Information
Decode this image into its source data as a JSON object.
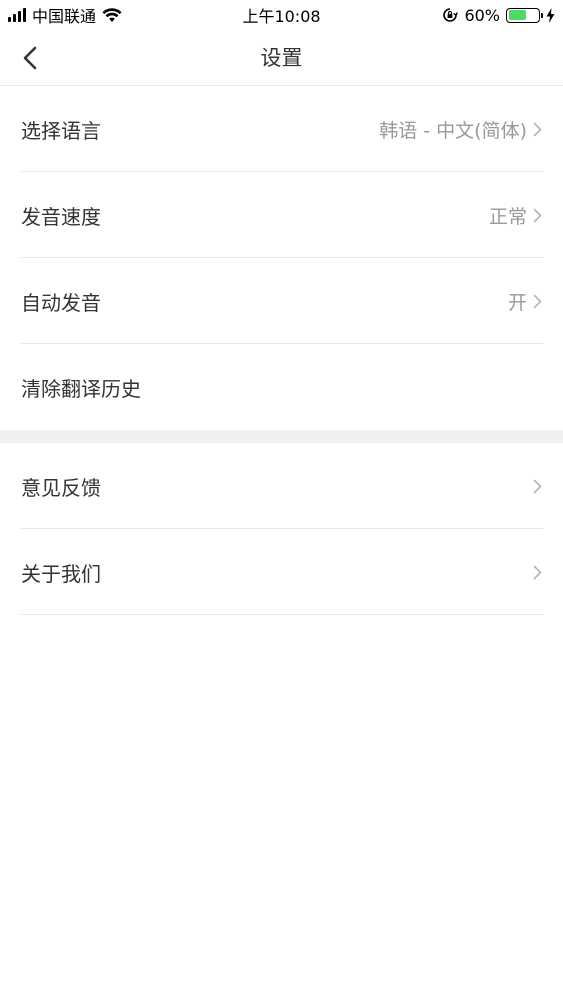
{
  "status_bar": {
    "carrier": "中国联通",
    "time": "上午10:08",
    "battery_percent": "60%",
    "battery_level": 0.6,
    "icons": [
      "signal-icon",
      "wifi-icon",
      "rotation-lock-icon",
      "battery-icon",
      "charging-icon"
    ]
  },
  "nav": {
    "title": "设置",
    "back_icon": "chevron-left-icon"
  },
  "settings": {
    "items": [
      {
        "label": "选择语言",
        "value": "韩语 - 中文(简体)"
      },
      {
        "label": "发音速度",
        "value": "正常"
      },
      {
        "label": "自动发音",
        "value": "开"
      },
      {
        "label": "清除翻译历史",
        "value": ""
      }
    ]
  },
  "misc": {
    "items": [
      {
        "label": "意见反馈"
      },
      {
        "label": "关于我们"
      }
    ]
  },
  "colors": {
    "accent_battery": "#4cd964",
    "text_primary": "#333333",
    "text_secondary": "#999999",
    "divider": "#e6e6e6",
    "section_gap": "#f0f0f2"
  }
}
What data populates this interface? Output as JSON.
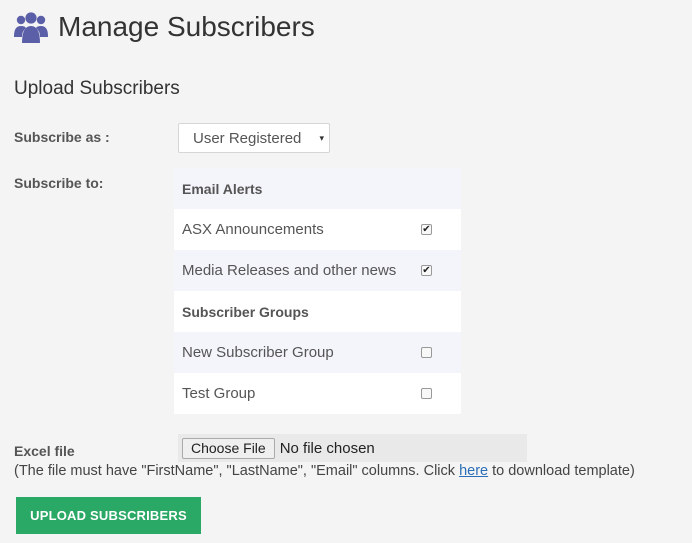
{
  "header": {
    "title": "Manage Subscribers",
    "icon": "users-icon",
    "icon_color": "#5b5fa8"
  },
  "section_title": "Upload Subscribers",
  "subscribe_as": {
    "label": "Subscribe as :",
    "selected": "User Registered",
    "caret": "▾"
  },
  "subscribe_to": {
    "label": "Subscribe to:",
    "groups": [
      {
        "heading": "Email Alerts",
        "items": [
          {
            "label": "ASX Announcements",
            "checked": true
          },
          {
            "label": "Media Releases and other news",
            "checked": true
          }
        ]
      },
      {
        "heading": "Subscriber Groups",
        "items": [
          {
            "label": "New Subscriber Group",
            "checked": false
          },
          {
            "label": "Test Group",
            "checked": false
          }
        ]
      }
    ]
  },
  "excel": {
    "label": "Excel file",
    "button": "Choose File",
    "status": "No file chosen",
    "hint_before": "(The file must have \"FirstName\", \"LastName\", \"Email\" columns. Click ",
    "hint_link": "here",
    "hint_after": " to download template)"
  },
  "upload_button": "UPLOAD SUBSCRIBERS",
  "colors": {
    "accent_green": "#2aa866",
    "link_blue": "#2a6fb8"
  }
}
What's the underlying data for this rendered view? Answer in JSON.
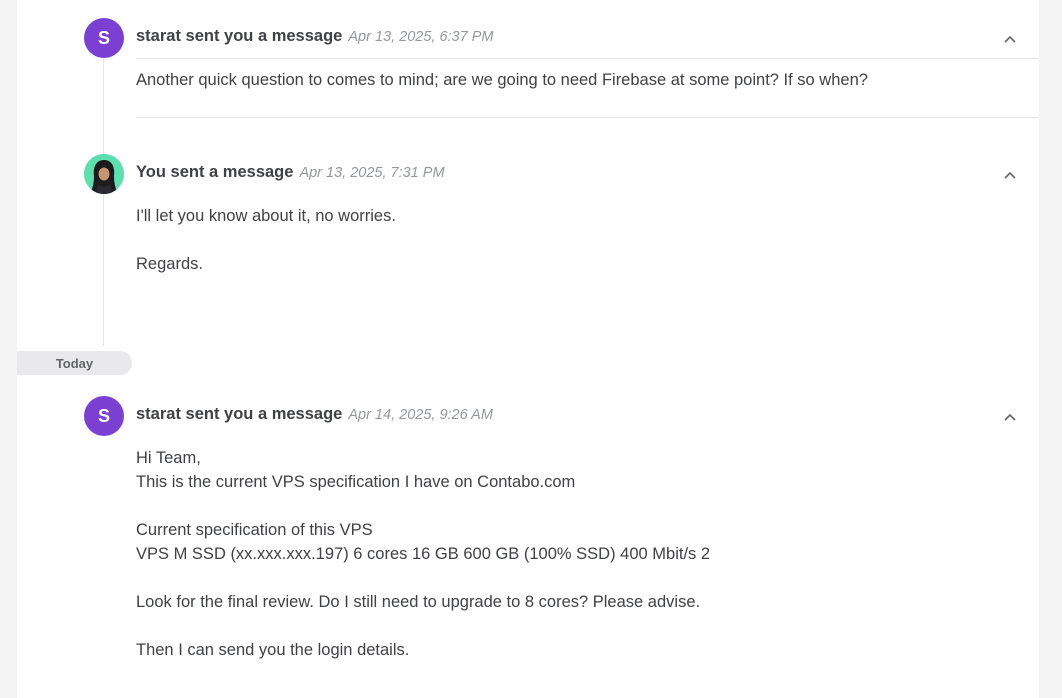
{
  "messages": [
    {
      "avatar_letter": "S",
      "sender": "starat sent you a message",
      "time": "Apr 13, 2025, 6:37 PM",
      "lines": [
        "Another quick question to comes to mind; are we going to need Firebase at some point? If so when?"
      ]
    },
    {
      "sender": "You sent a message",
      "time": "Apr 13, 2025, 7:31 PM",
      "lines": [
        "I'll let you know about it, no worries.",
        "Regards."
      ]
    },
    {
      "avatar_letter": "S",
      "sender": "starat sent you a message",
      "time": "Apr 14, 2025, 9:26 AM",
      "lines": [
        "Hi Team,",
        "This is the current VPS specification I have on Contabo.com",
        "Current specification of this VPS",
        "VPS M SSD (xx.xxx.xxx.197) 6 cores 16 GB 600 GB (100% SSD) 400 Mbit/s 2",
        "Look for the final review. Do I still need to upgrade to 8 cores? Please advise.",
        "Then I can send you the login details."
      ]
    }
  ],
  "divider_label": "Today",
  "icons": {
    "collapse": "chevron-up-icon",
    "avatar_photo": "user-avatar-photo"
  },
  "colors": {
    "avatar_purple": "#7b3fd1",
    "avatar_photo_bg": "#5fdfb0"
  }
}
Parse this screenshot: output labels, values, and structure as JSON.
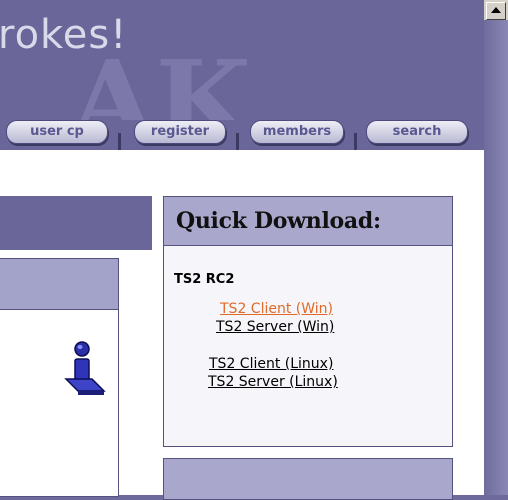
{
  "header": {
    "brand_text": "rokes!",
    "watermark_text": "AK"
  },
  "nav": {
    "tabs": [
      {
        "label": "user cp"
      },
      {
        "label": "register"
      },
      {
        "label": "members"
      },
      {
        "label": "search"
      }
    ]
  },
  "quick_download": {
    "title": "Quick Download:",
    "group_label": "TS2 RC2",
    "links": [
      {
        "label": "TS2 Client (Win)",
        "state": "hover"
      },
      {
        "label": "TS2 Server (Win)",
        "state": "normal"
      },
      {
        "label": "TS2 Client (Linux)",
        "state": "normal"
      },
      {
        "label": "TS2 Server (Linux)",
        "state": "normal"
      }
    ]
  },
  "colors": {
    "header_bg": "#6a6699",
    "panel_header": "#a9a8cc",
    "link_hover": "#e06a2a",
    "link": "#000000"
  },
  "icons": {
    "info": "info-person-icon"
  }
}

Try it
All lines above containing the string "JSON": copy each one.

Solution for this exercise
Decode this image into its source data as a JSON object.
What data populates this interface? Output as JSON.
What's the underlying data for this rendered view? Answer in JSON.
Parse this screenshot: output labels, values, and structure as JSON.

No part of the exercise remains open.